ASSIGNMENT.
Give back the records that follow exactly, images excluded.
━━━━━━━━
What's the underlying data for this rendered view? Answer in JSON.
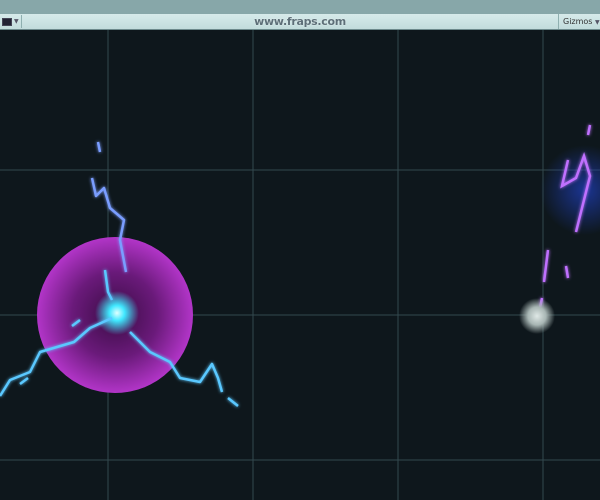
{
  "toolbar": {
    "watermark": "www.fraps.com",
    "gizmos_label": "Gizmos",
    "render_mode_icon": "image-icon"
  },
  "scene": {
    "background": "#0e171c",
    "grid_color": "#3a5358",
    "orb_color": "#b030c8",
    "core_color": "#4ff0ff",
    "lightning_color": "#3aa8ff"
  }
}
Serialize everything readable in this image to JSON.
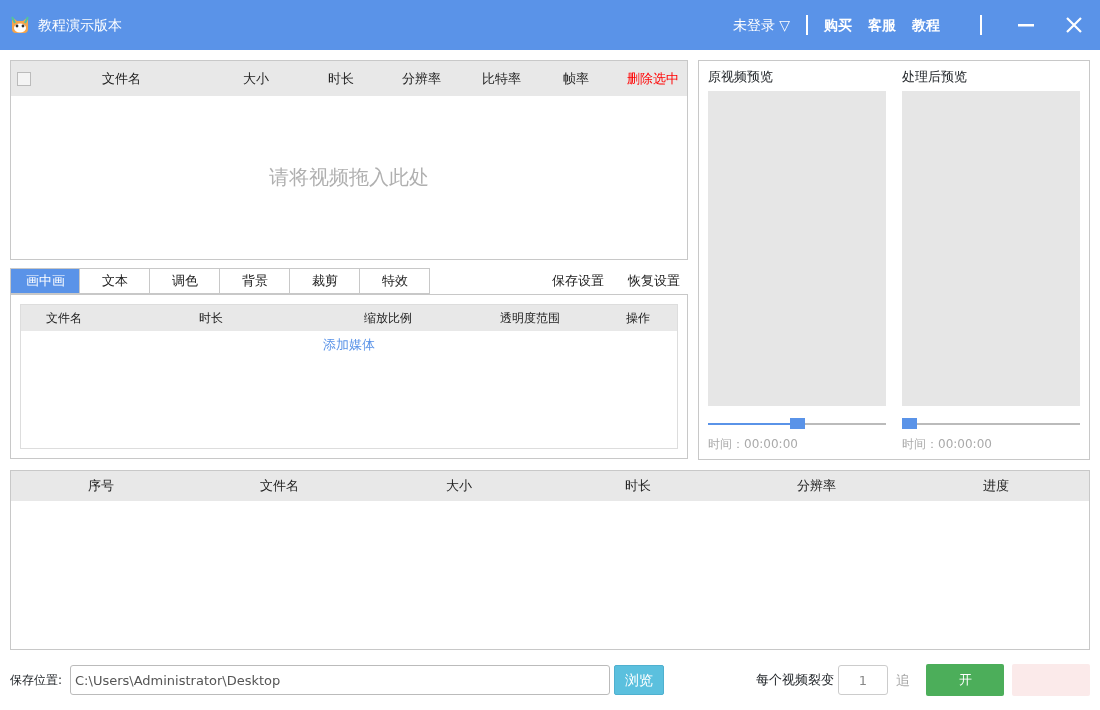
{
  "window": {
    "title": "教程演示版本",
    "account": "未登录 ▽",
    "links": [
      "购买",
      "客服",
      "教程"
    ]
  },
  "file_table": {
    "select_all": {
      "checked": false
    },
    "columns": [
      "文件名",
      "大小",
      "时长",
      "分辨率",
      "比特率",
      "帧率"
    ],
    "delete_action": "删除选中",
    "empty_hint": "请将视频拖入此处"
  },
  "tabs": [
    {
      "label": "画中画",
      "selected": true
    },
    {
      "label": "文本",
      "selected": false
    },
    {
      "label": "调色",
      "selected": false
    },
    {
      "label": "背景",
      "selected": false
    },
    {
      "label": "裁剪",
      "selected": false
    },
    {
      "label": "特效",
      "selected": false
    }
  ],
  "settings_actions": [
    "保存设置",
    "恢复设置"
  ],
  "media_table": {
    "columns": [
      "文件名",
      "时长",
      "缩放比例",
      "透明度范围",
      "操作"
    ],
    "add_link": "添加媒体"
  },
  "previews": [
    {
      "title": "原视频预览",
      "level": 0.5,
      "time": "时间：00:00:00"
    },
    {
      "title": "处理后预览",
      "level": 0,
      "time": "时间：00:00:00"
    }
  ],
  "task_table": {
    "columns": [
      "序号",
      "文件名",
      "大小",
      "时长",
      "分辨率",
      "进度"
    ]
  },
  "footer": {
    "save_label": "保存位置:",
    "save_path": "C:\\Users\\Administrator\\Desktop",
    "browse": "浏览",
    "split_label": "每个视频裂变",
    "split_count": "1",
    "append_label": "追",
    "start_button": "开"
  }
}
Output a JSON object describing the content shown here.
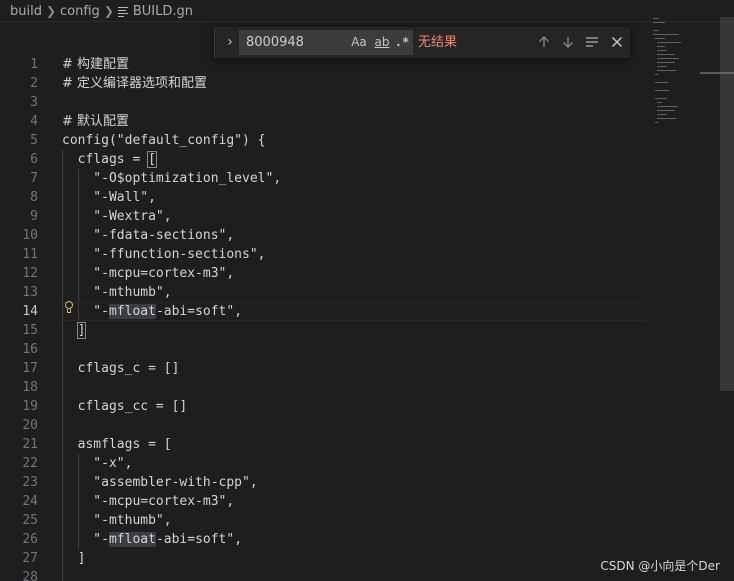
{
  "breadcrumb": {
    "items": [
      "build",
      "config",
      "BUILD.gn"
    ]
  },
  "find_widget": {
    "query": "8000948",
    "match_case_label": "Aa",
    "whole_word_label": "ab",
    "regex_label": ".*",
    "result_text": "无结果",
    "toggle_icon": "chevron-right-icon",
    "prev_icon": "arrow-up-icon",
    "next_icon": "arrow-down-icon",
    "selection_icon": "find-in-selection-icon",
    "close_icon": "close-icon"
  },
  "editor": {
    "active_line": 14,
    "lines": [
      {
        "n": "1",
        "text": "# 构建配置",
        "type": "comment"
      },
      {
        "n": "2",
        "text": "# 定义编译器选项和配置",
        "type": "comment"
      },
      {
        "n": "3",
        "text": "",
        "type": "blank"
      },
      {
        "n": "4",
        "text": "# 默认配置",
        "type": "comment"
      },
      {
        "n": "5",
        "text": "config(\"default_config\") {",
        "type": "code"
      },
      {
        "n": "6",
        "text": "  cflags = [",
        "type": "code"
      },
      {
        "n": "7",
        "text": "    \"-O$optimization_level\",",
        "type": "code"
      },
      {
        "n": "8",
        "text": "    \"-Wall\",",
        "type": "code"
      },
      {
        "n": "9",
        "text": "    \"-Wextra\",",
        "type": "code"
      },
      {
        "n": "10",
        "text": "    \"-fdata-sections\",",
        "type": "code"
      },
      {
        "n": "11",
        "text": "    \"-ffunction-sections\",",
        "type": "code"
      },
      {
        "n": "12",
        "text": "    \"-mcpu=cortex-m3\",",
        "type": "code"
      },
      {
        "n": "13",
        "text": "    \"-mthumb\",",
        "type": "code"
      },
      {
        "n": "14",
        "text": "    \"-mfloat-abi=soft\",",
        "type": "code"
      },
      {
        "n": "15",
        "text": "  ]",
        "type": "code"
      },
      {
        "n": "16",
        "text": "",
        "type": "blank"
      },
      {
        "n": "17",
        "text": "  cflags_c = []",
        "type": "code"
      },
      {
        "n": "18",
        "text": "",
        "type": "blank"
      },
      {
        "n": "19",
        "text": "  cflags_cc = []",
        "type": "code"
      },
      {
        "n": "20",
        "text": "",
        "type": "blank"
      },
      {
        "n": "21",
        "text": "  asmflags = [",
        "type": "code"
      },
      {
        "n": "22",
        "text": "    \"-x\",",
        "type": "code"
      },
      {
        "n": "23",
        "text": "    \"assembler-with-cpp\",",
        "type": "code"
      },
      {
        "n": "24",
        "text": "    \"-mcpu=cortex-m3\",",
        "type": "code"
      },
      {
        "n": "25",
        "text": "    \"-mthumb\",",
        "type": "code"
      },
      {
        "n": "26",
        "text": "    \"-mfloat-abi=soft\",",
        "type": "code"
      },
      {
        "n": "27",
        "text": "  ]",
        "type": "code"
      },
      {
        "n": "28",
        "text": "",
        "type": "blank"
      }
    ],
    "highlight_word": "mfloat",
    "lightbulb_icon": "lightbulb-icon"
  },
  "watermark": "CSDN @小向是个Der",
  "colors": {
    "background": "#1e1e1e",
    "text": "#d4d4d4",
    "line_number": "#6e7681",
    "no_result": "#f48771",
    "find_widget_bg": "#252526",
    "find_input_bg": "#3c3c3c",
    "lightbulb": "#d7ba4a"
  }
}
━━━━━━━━
ANSWER SPACE.
What's the underlying data for this rendered view? Answer in JSON.
{
  "toolbar": {
    "watermark": "www.fraps.com",
    "gizmos_label": "Gizmos",
    "render_mode_icon": "image-icon"
  },
  "scene": {
    "background": "#0e171c",
    "grid_color": "#3a5358",
    "orb_color": "#b030c8",
    "core_color": "#4ff0ff",
    "lightning_color": "#3aa8ff"
  }
}
Serialize everything readable in this image to JSON.
{
  "window": {
    "title": "教程演示版本",
    "account": "未登录 ▽",
    "links": [
      "购买",
      "客服",
      "教程"
    ]
  },
  "file_table": {
    "select_all": {
      "checked": false
    },
    "columns": [
      "文件名",
      "大小",
      "时长",
      "分辨率",
      "比特率",
      "帧率"
    ],
    "delete_action": "删除选中",
    "empty_hint": "请将视频拖入此处"
  },
  "tabs": [
    {
      "label": "画中画",
      "selected": true
    },
    {
      "label": "文本",
      "selected": false
    },
    {
      "label": "调色",
      "selected": false
    },
    {
      "label": "背景",
      "selected": false
    },
    {
      "label": "裁剪",
      "selected": false
    },
    {
      "label": "特效",
      "selected": false
    }
  ],
  "settings_actions": [
    "保存设置",
    "恢复设置"
  ],
  "media_table": {
    "columns": [
      "文件名",
      "时长",
      "缩放比例",
      "透明度范围",
      "操作"
    ],
    "add_link": "添加媒体"
  },
  "previews": [
    {
      "title": "原视频预览",
      "level": 0.5,
      "time": "时间：00:00:00"
    },
    {
      "title": "处理后预览",
      "level": 0,
      "time": "时间：00:00:00"
    }
  ],
  "task_table": {
    "columns": [
      "序号",
      "文件名",
      "大小",
      "时长",
      "分辨率",
      "进度"
    ]
  },
  "footer": {
    "save_label": "保存位置:",
    "save_path": "C:\\Users\\Administrator\\Desktop",
    "browse": "浏览",
    "split_label": "每个视频裂变",
    "split_count": "1",
    "append_label": "追",
    "start_button": "开"
  }
}
Output a JSON object describing the content shown here.
{
  "breadcrumb": {
    "items": [
      "build",
      "config",
      "BUILD.gn"
    ]
  },
  "find_widget": {
    "query": "8000948",
    "match_case_label": "Aa",
    "whole_word_label": "ab",
    "regex_label": ".*",
    "result_text": "无结果",
    "toggle_icon": "chevron-right-icon",
    "prev_icon": "arrow-up-icon",
    "next_icon": "arrow-down-icon",
    "selection_icon": "find-in-selection-icon",
    "close_icon": "close-icon"
  },
  "editor": {
    "active_line": 14,
    "lines": [
      {
        "n": "1",
        "text": "# 构建配置",
        "type": "comment"
      },
      {
        "n": "2",
        "text": "# 定义编译器选项和配置",
        "type": "comment"
      },
      {
        "n": "3",
        "text": "",
        "type": "blank"
      },
      {
        "n": "4",
        "text": "# 默认配置",
        "type": "comment"
      },
      {
        "n": "5",
        "text": "config(\"default_config\") {",
        "type": "code"
      },
      {
        "n": "6",
        "text": "  cflags = [",
        "type": "code"
      },
      {
        "n": "7",
        "text": "    \"-O$optimization_level\",",
        "type": "code"
      },
      {
        "n": "8",
        "text": "    \"-Wall\",",
        "type": "code"
      },
      {
        "n": "9",
        "text": "    \"-Wextra\",",
        "type": "code"
      },
      {
        "n": "10",
        "text": "    \"-fdata-sections\",",
        "type": "code"
      },
      {
        "n": "11",
        "text": "    \"-ffunction-sections\",",
        "type": "code"
      },
      {
        "n": "12",
        "text": "    \"-mcpu=cortex-m3\",",
        "type": "code"
      },
      {
        "n": "13",
        "text": "    \"-mthumb\",",
        "type": "code"
      },
      {
        "n": "14",
        "text": "    \"-mfloat-abi=soft\",",
        "type": "code"
      },
      {
        "n": "15",
        "text": "  ]",
        "type": "code"
      },
      {
        "n": "16",
        "text": "",
        "type": "blank"
      },
      {
        "n": "17",
        "text": "  cflags_c = []",
        "type": "code"
      },
      {
        "n": "18",
        "text": "",
        "type": "blank"
      },
      {
        "n": "19",
        "text": "  cflags_cc = []",
        "type": "code"
      },
      {
        "n": "20",
        "text": "",
        "type": "blank"
      },
      {
        "n": "21",
        "text": "  asmflags = [",
        "type": "code"
      },
      {
        "n": "22",
        "text": "    \"-x\",",
        "type": "code"
      },
      {
        "n": "23",
        "text": "    \"assembler-with-cpp\",",
        "type": "code"
      },
      {
        "n": "24",
        "text": "    \"-mcpu=cortex-m3\",",
        "type": "code"
      },
      {
        "n": "25",
        "text": "    \"-mthumb\",",
        "type": "code"
      },
      {
        "n": "26",
        "text": "    \"-mfloat-abi=soft\",",
        "type": "code"
      },
      {
        "n": "27",
        "text": "  ]",
        "type": "code"
      },
      {
        "n": "28",
        "text": "",
        "type": "blank"
      }
    ],
    "highlight_word": "mfloat",
    "lightbulb_icon": "lightbulb-icon"
  },
  "watermark": "CSDN @小向是个Der",
  "colors": {
    "background": "#1e1e1e",
    "text": "#d4d4d4",
    "line_number": "#6e7681",
    "no_result": "#f48771",
    "find_widget_bg": "#252526",
    "find_input_bg": "#3c3c3c",
    "lightbulb": "#d7ba4a"
  }
}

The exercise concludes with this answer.